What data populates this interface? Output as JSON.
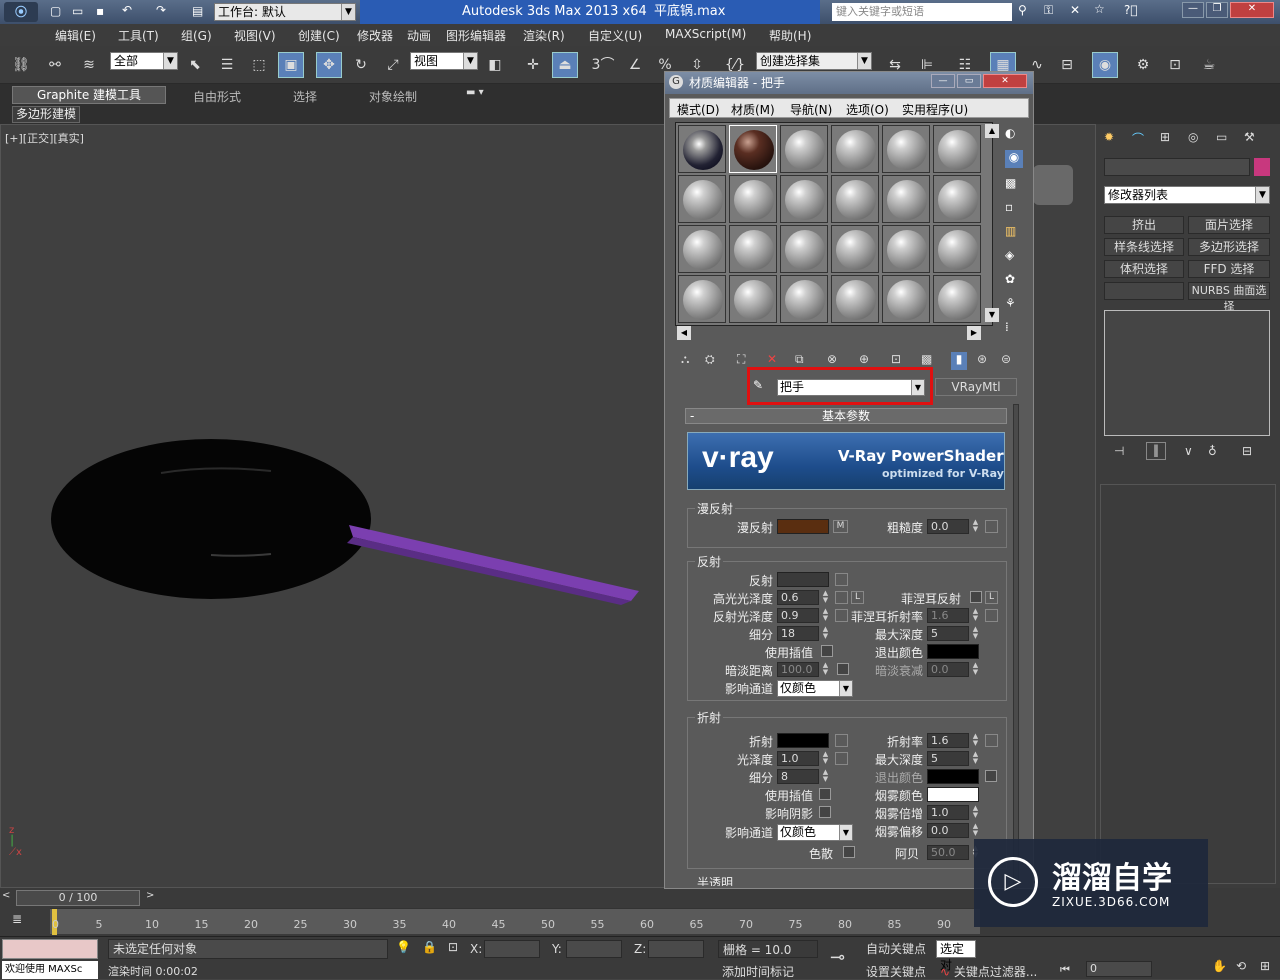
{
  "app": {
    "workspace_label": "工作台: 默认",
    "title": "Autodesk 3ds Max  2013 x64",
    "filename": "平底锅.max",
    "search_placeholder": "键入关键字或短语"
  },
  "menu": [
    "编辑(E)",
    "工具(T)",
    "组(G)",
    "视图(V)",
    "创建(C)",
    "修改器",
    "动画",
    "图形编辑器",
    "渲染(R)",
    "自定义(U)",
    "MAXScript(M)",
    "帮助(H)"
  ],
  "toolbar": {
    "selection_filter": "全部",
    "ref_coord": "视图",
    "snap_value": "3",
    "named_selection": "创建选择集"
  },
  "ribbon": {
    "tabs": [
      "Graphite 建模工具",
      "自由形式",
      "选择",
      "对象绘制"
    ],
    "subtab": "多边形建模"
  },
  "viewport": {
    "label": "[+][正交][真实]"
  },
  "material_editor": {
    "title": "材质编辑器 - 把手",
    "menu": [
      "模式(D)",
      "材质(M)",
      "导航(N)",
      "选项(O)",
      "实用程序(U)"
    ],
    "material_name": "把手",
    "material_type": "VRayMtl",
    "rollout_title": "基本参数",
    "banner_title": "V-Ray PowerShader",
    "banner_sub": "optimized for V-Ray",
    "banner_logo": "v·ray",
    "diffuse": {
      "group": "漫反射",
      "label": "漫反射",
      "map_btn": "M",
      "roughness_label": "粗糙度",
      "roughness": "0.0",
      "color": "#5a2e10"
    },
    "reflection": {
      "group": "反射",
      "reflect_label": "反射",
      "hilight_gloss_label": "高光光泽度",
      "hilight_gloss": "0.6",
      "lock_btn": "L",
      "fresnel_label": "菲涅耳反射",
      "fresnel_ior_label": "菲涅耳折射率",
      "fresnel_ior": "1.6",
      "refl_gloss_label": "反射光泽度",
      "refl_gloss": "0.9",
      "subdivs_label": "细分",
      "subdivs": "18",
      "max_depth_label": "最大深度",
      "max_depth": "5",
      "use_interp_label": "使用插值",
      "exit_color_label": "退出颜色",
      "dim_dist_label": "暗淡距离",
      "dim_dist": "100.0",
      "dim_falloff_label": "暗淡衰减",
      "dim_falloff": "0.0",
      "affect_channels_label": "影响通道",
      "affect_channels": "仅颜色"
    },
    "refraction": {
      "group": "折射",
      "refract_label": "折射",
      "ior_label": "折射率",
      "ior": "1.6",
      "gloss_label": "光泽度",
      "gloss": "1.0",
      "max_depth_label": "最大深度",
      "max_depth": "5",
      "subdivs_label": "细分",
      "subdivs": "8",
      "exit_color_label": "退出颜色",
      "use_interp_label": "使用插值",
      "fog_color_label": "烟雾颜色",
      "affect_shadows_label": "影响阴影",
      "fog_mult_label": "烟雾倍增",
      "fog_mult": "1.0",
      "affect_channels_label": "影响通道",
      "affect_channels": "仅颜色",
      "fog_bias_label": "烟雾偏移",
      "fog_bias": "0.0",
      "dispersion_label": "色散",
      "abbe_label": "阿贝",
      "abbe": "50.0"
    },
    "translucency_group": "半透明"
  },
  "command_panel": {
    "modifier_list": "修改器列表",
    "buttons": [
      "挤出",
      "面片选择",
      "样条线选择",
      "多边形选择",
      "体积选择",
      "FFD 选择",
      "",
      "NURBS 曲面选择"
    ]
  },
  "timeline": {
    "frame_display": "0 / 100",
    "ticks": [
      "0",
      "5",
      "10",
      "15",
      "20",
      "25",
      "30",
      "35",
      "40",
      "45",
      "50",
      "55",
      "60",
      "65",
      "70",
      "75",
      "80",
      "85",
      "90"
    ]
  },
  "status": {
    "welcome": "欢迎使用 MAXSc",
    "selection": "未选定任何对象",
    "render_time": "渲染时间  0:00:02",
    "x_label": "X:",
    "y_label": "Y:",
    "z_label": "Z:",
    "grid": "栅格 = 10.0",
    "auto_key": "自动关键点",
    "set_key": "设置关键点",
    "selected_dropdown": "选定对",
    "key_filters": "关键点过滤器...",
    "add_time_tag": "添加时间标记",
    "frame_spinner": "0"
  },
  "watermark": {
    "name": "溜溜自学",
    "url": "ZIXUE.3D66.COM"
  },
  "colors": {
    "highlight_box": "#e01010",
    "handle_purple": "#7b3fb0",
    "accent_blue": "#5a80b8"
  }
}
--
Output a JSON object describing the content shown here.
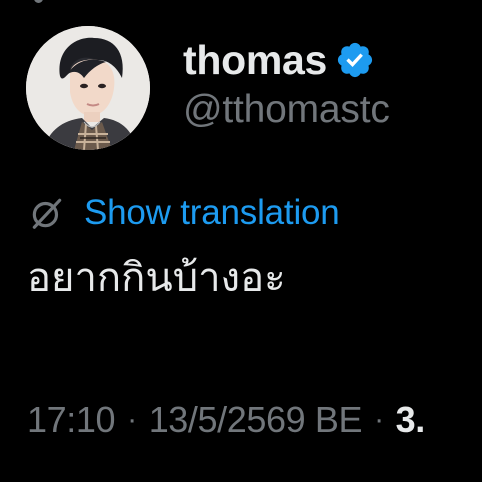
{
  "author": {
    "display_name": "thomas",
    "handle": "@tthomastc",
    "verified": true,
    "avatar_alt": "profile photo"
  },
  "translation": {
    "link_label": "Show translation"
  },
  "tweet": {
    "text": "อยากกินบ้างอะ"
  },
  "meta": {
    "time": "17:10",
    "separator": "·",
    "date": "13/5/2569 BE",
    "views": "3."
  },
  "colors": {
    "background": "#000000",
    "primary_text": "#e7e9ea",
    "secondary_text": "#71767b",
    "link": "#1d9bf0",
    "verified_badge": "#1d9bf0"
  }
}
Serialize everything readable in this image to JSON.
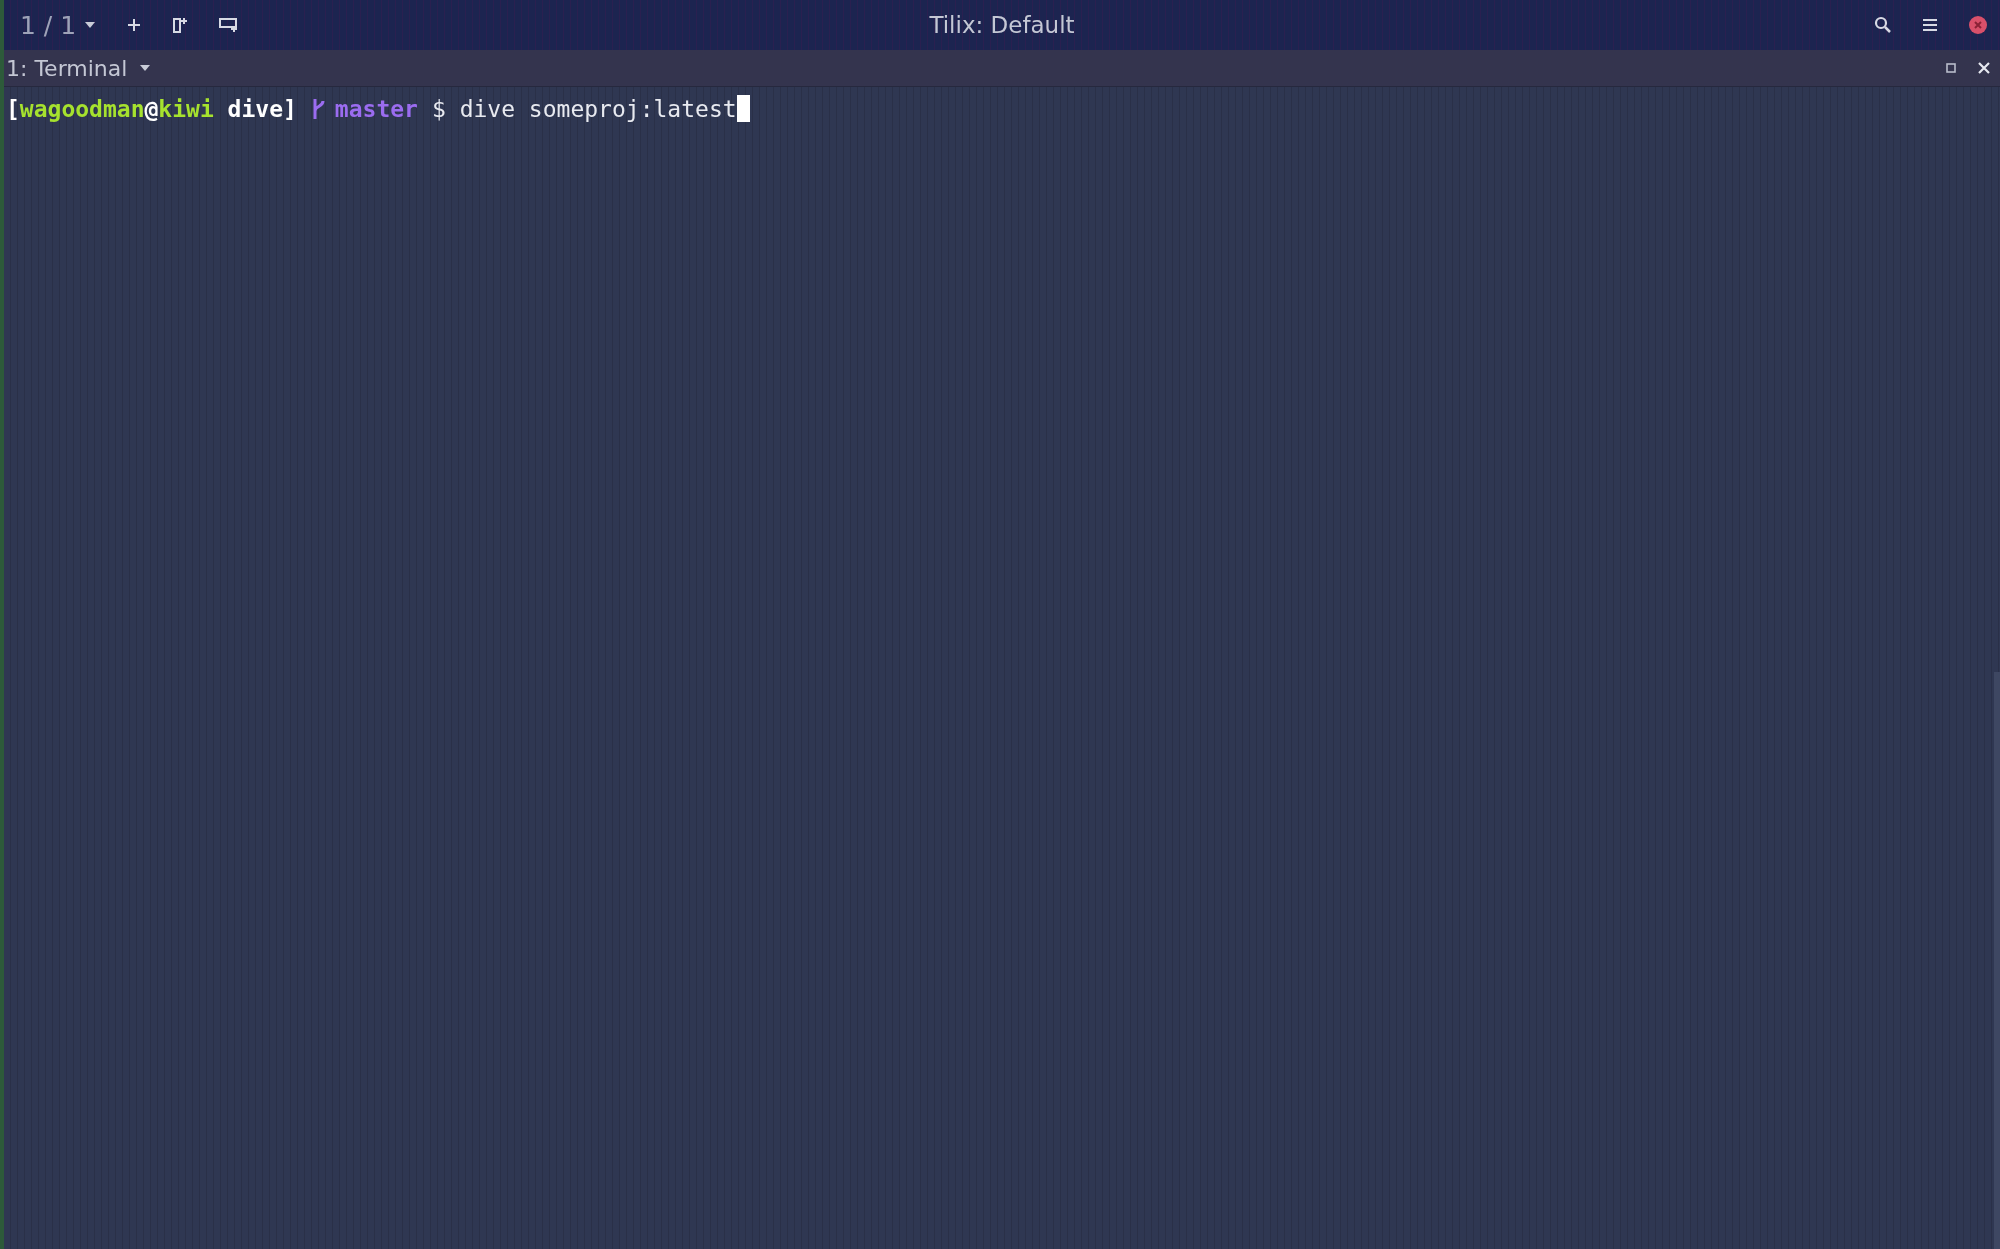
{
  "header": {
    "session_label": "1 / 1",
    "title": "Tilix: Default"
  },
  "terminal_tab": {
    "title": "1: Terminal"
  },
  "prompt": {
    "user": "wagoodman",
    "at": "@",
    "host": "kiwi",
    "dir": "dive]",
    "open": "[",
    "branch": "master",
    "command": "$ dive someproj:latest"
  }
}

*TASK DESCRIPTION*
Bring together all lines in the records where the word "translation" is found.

*SOLUTION TO THIS EXERCISE*
  "translation": {
    "link_label": "Show translation"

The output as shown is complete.